**DATA LISTING**
_ _ _ _ _ _ _

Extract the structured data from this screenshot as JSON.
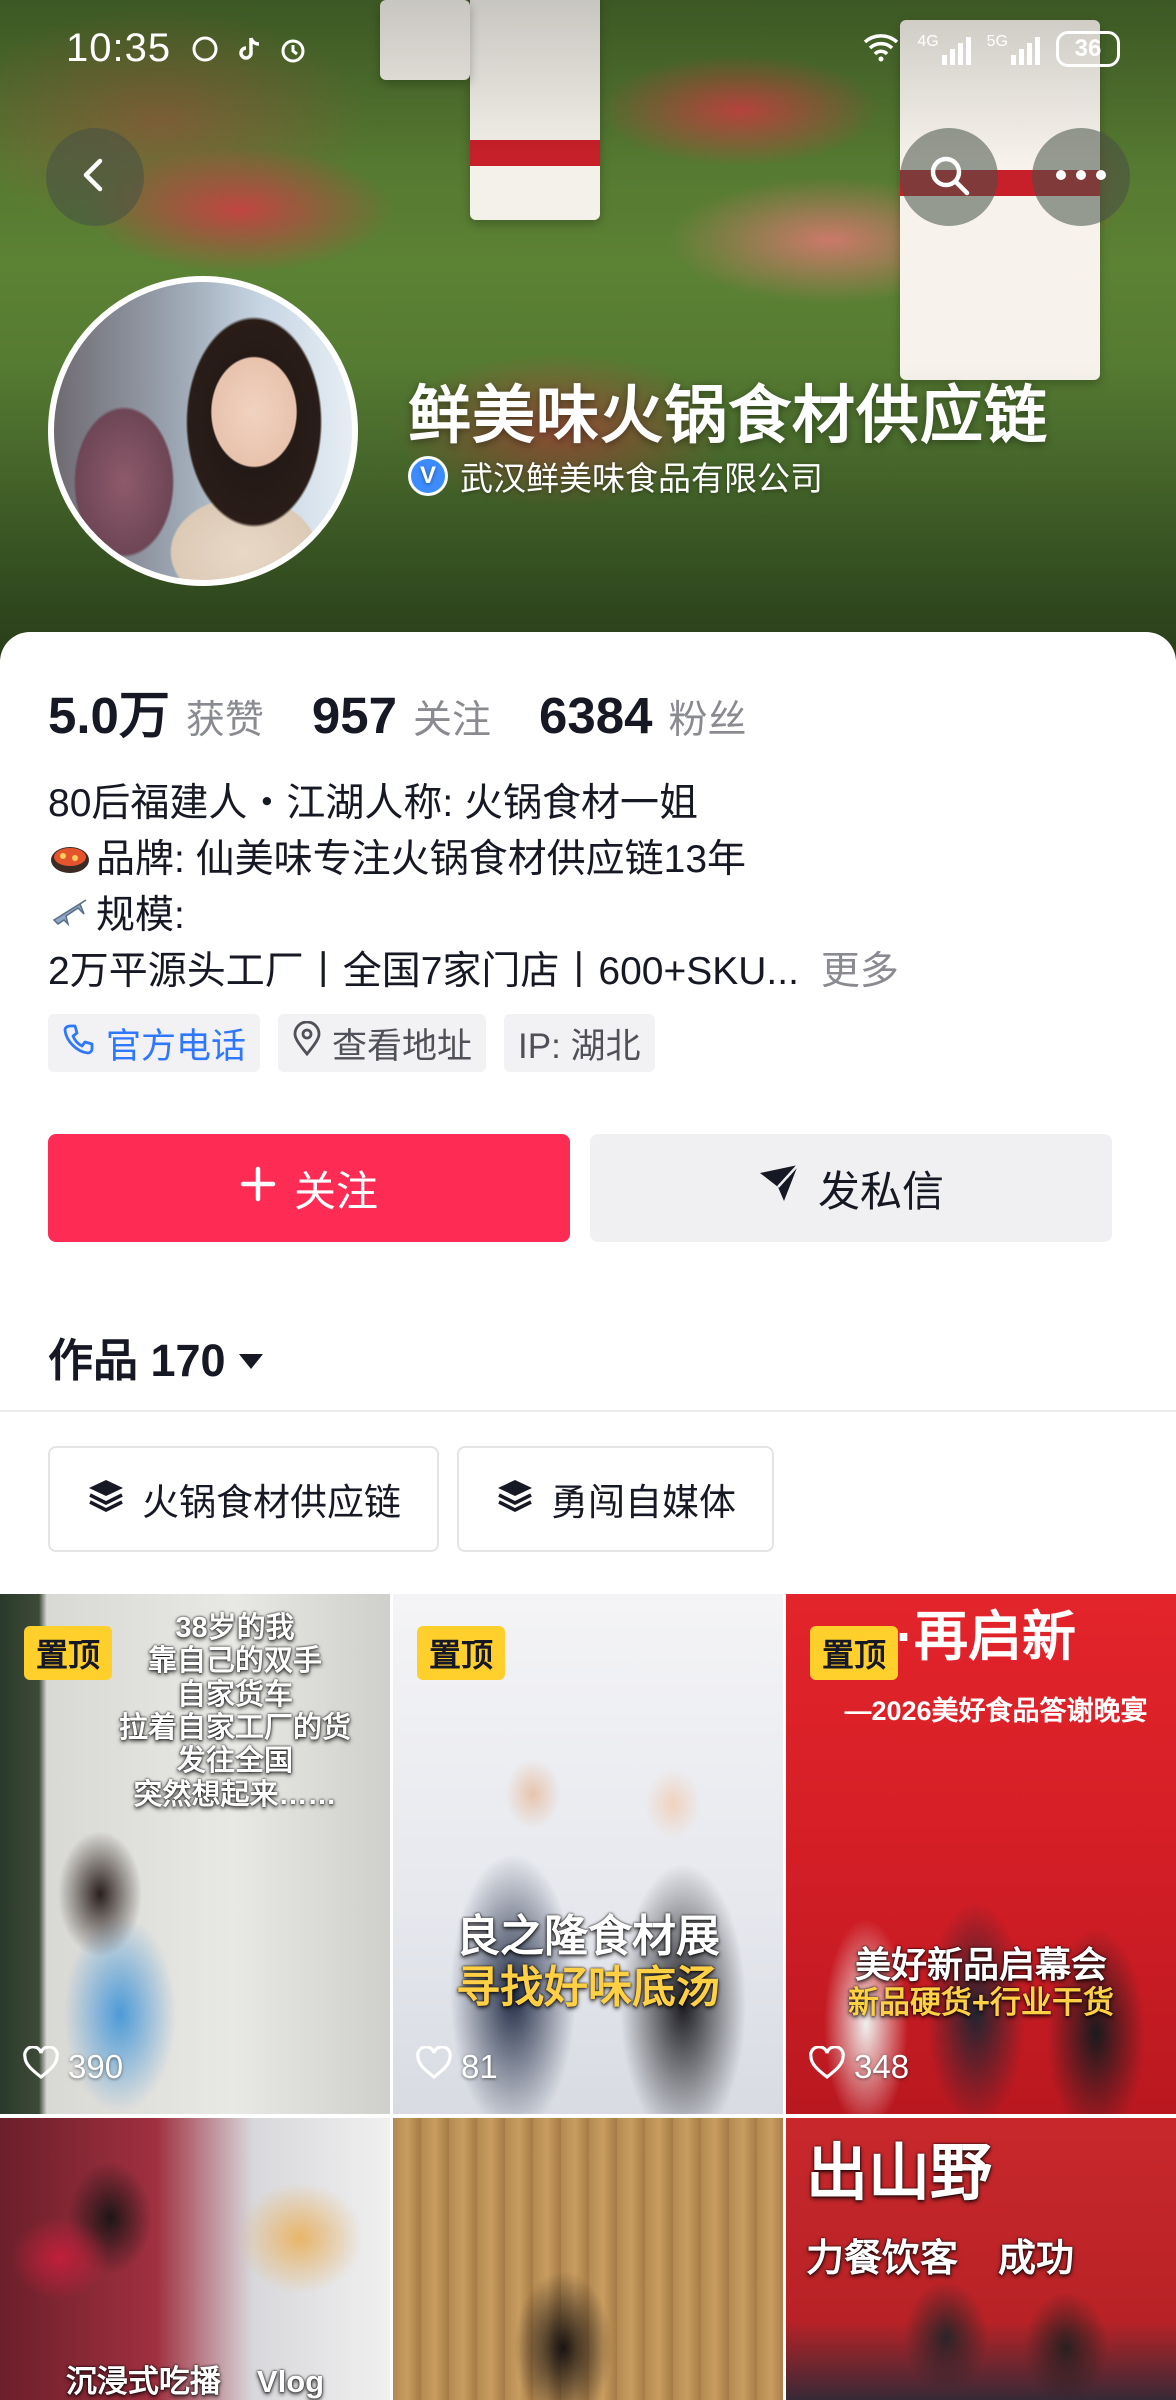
{
  "status_bar": {
    "time": "10:35",
    "network_1": "4G",
    "network_2": "5G",
    "battery": "36"
  },
  "profile": {
    "name": "鲜美味火锅食材供应链",
    "company": "武汉鲜美味食品有限公司",
    "verified_badge": "V"
  },
  "stats": [
    {
      "value": "5.0万",
      "label": "获赞"
    },
    {
      "value": "957",
      "label": "关注"
    },
    {
      "value": "6384",
      "label": "粉丝"
    }
  ],
  "bio": {
    "line1": "80后福建人・江湖人称: 火锅食材一姐",
    "line2": "品牌: 仙美味专注火锅食材供应链13年",
    "line3": "规模:",
    "line4": "2万平源头工厂丨全国7家门店丨600+SKU...",
    "more": "更多"
  },
  "tags": {
    "phone": "官方电话",
    "address": "查看地址",
    "ip": "IP: 湖北"
  },
  "buttons": {
    "follow": "关注",
    "message": "发私信"
  },
  "works": {
    "label": "作品 170"
  },
  "collections": [
    {
      "label": "火锅食材供应链"
    },
    {
      "label": "勇闯自媒体"
    }
  ],
  "videos": [
    {
      "pinned": "置顶",
      "likes": "390",
      "caption": [
        "38岁的我",
        "靠自己的双手",
        "自家货车",
        "拉着自家工厂的货",
        "发往全国",
        "突然想起来……"
      ]
    },
    {
      "pinned": "置顶",
      "likes": "81",
      "caption": [
        "良之隆食材展",
        "寻找好味底汤"
      ]
    },
    {
      "pinned": "置顶",
      "likes": "348",
      "caption": [
        "美好新品启幕会",
        "新品硬货+行业干货"
      ],
      "banner": [
        "·再启新",
        "—2026美好食品答谢晚宴"
      ]
    },
    {
      "caption": [
        "沉浸式吃播",
        "Vlog"
      ]
    },
    {
      "caption": []
    },
    {
      "caption": [
        "出山野",
        "力餐饮客",
        "成功"
      ]
    }
  ],
  "colors": {
    "accent": "#fe2c55",
    "link": "#2f77ff",
    "pin": "#ffd02b"
  }
}
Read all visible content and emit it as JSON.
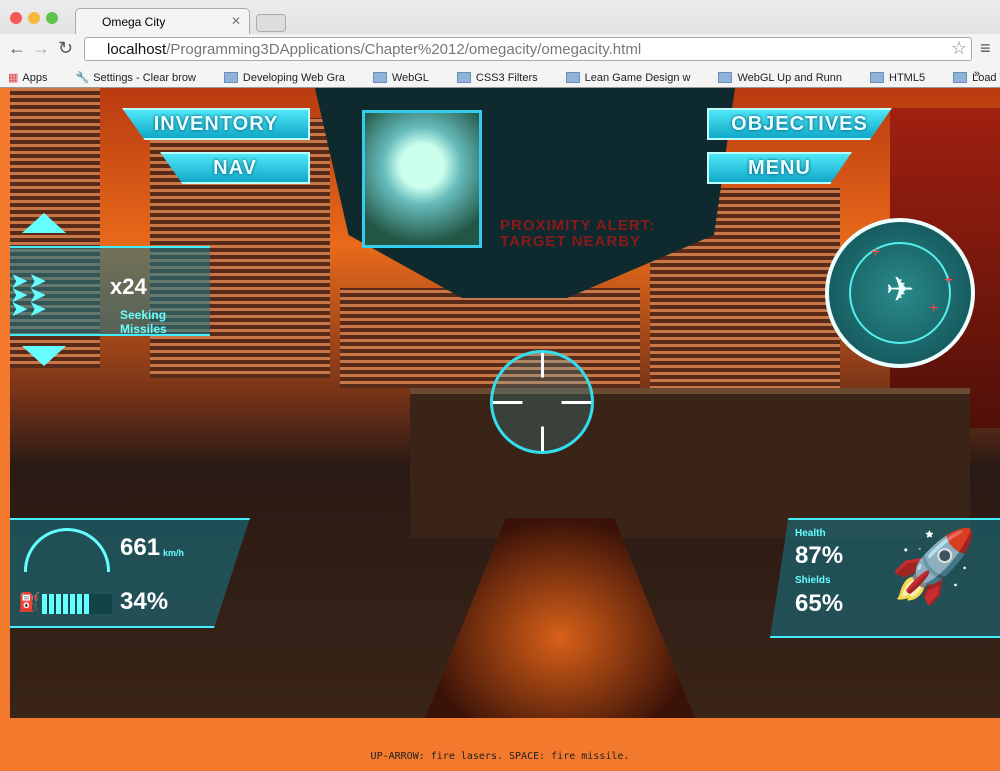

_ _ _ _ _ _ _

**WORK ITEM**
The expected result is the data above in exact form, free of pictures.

**TASK RESULT**
Extract the structured data from this screenshot as JSON.
{
  "status_bar": {
    "time": "10:35",
    "network_1": "4G",
    "network_2": "5G",
    "battery": "36"
  },
  "profile": {
    "name": "鲜美味火锅食材供应链",
    "company": "武汉鲜美味食品有限公司",
    "verified_badge": "V"
  },
  "stats": [
    {
      "value": "5.0万",
      "label": "获赞"
    },
    {
      "value": "957",
      "label": "关注"
    },
    {
      "value": "6384",
      "label": "粉丝"
    }
  ],
  "bio": {
    "line1": "80后福建人・江湖人称: 火锅食材一姐",
    "line2": "品牌: 仙美味专注火锅食材供应链13年",
    "line3": "规模:",
    "line4": "2万平源头工厂丨全国7家门店丨600+SKU...",
    "more": "更多"
  },
  "tags": {
    "phone": "官方电话",
    "address": "查看地址",
    "ip": "IP: 湖北"
  },
  "buttons": {
    "follow": "关注",
    "message": "发私信"
  },
  "works": {
    "label": "作品 170"
  },
  "collections": [
    {
      "label": "火锅食材供应链"
    },
    {
      "label": "勇闯自媒体"
    }
  ],
  "videos": [
    {
      "pinned": "置顶",
      "likes": "390",
      "caption": [
        "38岁的我",
        "靠自己的双手",
        "自家货车",
        "拉着自家工厂的货",
        "发往全国",
        "突然想起来……"
      ]
    },
    {
      "pinned": "置顶",
      "likes": "81",
      "caption": [
        "良之隆食材展",
        "寻找好味底汤"
      ]
    },
    {
      "pinned": "置顶",
      "likes": "348",
      "caption": [
        "美好新品启幕会",
        "新品硬货+行业干货"
      ],
      "banner": [
        "·再启新",
        "—2026美好食品答谢晚宴"
      ]
    },
    {
      "caption": [
        "沉浸式吃播",
        "Vlog"
      ]
    },
    {
      "caption": []
    },
    {
      "caption": [
        "出山野",
        "力餐饮客",
        "成功"
      ]
    }
  ],
  "colors": {
    "accent": "#fe2c55",
    "link": "#2f77ff",
    "pin": "#ffd02b"
  }
}
Read all visible content and emit it as JSON.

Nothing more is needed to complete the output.